Valley Bank joins The Nicholas Center to provide a financial literacy course
To celebrate and participate in National Disability Employment Awareness Month (NDEAM), Valley Bank, located at 960 Port Washington Blvd., invited The Nicholas Center to a financial literacy course. About ten young adults with autism at The Nicholas Center came to Valley Bank to learn about money management, saving, deposits and withdrawals.
Valley Bank’s Associate Resource Group (ARG) program consists of six ARGs and fosters an environment where unique experiences and perspectives are respected. The ARGs are open to all associates. Through Valley Bank’s ABLE ARG, the bank provided the financial literacy course to The Nicholas Center.
“ABLE was formed to support people with disabilities and their caretakers at Valley Bank. Our mission is to give opportunities, awareness, and a platform for people with disabilities to feel a sense of belonging, connectedness, and empowerment at Valley Bank,” said VP Diversity, Equity and Inclusion Business Partner, Jovi Stevenson.
The ABLE ARG is committed to improving the lives of Valley Bank associates, customers and community members with disabilities in the workplace by providing a safe, inclusive and equitable work environment. In honor of NDEAM, the group came up with initiatives to bring awareness to NDEAM bank-wide and support people with disabilities by promoting inclusive employment practices.
Executive Administrative Assistant in Residential Mortgage Christine Thomas is on the ABLE ARG Committee and had a large role in planning and facilitating the financial literacy course. Thomas’s relationship with The Nicholas Center brought forth the idea of partnering with them for NDEAM.

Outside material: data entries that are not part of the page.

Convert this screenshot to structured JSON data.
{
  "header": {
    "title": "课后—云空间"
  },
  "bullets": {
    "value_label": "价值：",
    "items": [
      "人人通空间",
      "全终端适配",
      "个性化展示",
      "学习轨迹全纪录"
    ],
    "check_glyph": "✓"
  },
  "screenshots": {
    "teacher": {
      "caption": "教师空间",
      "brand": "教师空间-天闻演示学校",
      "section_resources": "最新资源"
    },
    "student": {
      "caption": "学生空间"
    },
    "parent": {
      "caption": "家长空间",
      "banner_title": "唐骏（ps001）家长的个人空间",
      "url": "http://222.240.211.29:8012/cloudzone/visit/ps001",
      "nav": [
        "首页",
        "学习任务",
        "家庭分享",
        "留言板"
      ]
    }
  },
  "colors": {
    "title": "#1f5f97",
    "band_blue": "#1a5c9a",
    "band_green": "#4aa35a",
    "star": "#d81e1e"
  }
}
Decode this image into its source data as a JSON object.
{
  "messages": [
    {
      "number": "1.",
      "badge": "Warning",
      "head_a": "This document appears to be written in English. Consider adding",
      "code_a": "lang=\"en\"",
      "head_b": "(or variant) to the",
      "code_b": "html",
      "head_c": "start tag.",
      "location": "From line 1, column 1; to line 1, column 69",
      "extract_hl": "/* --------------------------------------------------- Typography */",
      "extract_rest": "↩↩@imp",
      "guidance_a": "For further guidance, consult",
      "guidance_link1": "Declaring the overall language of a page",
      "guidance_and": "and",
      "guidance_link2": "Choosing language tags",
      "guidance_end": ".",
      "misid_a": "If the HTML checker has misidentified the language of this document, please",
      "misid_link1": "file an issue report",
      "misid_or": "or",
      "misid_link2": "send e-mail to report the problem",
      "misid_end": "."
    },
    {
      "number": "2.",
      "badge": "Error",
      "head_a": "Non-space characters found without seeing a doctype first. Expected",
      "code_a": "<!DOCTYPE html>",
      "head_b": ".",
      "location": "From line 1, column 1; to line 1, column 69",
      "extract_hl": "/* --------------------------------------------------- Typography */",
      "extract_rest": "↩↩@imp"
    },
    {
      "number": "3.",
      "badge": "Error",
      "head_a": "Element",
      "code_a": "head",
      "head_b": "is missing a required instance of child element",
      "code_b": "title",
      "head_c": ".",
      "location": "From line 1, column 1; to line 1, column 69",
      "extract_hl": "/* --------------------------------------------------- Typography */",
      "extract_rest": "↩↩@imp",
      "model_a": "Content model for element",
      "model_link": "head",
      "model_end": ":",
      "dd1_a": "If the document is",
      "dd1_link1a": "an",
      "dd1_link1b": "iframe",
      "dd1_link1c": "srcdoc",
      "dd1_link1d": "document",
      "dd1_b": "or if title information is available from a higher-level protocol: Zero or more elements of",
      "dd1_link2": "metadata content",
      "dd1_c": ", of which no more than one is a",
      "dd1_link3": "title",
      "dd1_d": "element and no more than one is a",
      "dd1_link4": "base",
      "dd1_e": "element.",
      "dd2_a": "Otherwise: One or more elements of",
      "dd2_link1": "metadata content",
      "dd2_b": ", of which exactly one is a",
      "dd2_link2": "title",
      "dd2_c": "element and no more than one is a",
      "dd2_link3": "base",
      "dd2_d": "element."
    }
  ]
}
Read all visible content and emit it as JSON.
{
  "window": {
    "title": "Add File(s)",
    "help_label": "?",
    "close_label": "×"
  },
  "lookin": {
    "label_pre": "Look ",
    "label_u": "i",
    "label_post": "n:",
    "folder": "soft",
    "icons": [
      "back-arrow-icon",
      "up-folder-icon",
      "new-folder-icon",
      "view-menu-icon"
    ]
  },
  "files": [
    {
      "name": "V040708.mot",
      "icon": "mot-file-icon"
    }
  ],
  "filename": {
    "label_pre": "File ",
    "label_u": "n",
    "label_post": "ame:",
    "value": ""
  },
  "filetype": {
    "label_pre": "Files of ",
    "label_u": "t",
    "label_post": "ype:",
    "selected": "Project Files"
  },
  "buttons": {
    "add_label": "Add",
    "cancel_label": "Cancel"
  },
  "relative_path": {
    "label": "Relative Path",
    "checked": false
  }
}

“I am a caretaker of a 34-year-old young lady who came into my life five years ago,” said Thomas. “I needed support to learn how to care for her and help her grow as an individual. Valley ABLE ARG was the first place I turned to, and they were able to help me. My role here is to give back, learn as we grow, and help my story continue. What we provided is a professional day for the great group of adults from The Nicholas Center and share with them what awaits them in their near future.”
As the group from The Nicholas Center begins to enter the workforce, many decisions must be made, such as what jobs to apply for, how to manage money, and how to save money.
The financial literacy course opened with introductions. The Valley Bank staff introduced themselves with their jobs, and The Nicholas Center participants introduced themselves with their dream jobs. Some young adults wanted to work with computers or books, and some wanted to work in a music store or dance studio.
The group filled out worksheets with a list of interests connected to job options. They checked off interests in music, animals, sports, art, computers and many more.
After learning about the group’s diverse interests, the Market Manager at Valley Bank, Sandi Fochi, began asking the group how to find jobs in the community. The group listed the newspaper, help wanted signs, and web postings as ways they could all look for jobs.
Fochi told the group that at the end of the week, employees are given a paycheck and after depositing that money in the bank, it has to be determined what purchases are a need and what are a want.
The bank employees performed a small demonstration where one employee was a bank, another a market, a clothing store, a pizza shop, and a laundry mat. The group was given an amount of money to decide where to spend it based on want versus need, while still having money left to save.
Throughout the financial literacy lessons, The Nicholas Center participants were engaged in learning while still having fun.
“We have so much to offer as to what we bring to our communities and bringing this financial literacy course to those who need it at a level where they can understand it is important to us,” said Stevenson. “The young adults from The Nicholas Center were having fun while learning; that way, they can really hold onto the information and apply it later.”
“To have a professional day with these young adults is a great opportunity to give back,” said Fochi. “This is very close to my heart. I have a granddaughter who is on the spectrum. So it’s a great feeling to be able to give back to the community and see these young adults’ potential, dedication and intelligence.”
After the financial literacy lesson, everyone enjoyed a pizza lunch provided by Valley Bank. The young adults from The Nicholas Center hung out with their friends and bank employees to discuss everything from music to movies to future jobs.
“The Nicholas Center was proud to partner with Valley Bank in Port Washington on this financial literacy program,” said Lee Anne Vetrone, Director of Development at The Nicholas Center. “The branch, which opened their business and hearts to The Nicholas Center, afforded us the opportunity to show the individuals with autism whom we serve how community engagement and banking works.”
Valley Bank takes pride in being able to give back to the community. Although the bank is a national corporation, each bank location works to be involved in its surrounding community to help make meaningful connections.
“Valley bank is really a community bank, and they listen and understand the needs of the community,” said Stevenson. “We value connectedness, belonging and inclusion. That’s what the ABLE ARG is all about, bringing those principals to the associates at Valley and to the surrounding community.”
Visit tncnewyork.org to learn more about The Nicholas Center and how they revolutionize the way autistic adults learn, live and work. To learn more about Valley Bank, visit valley.com.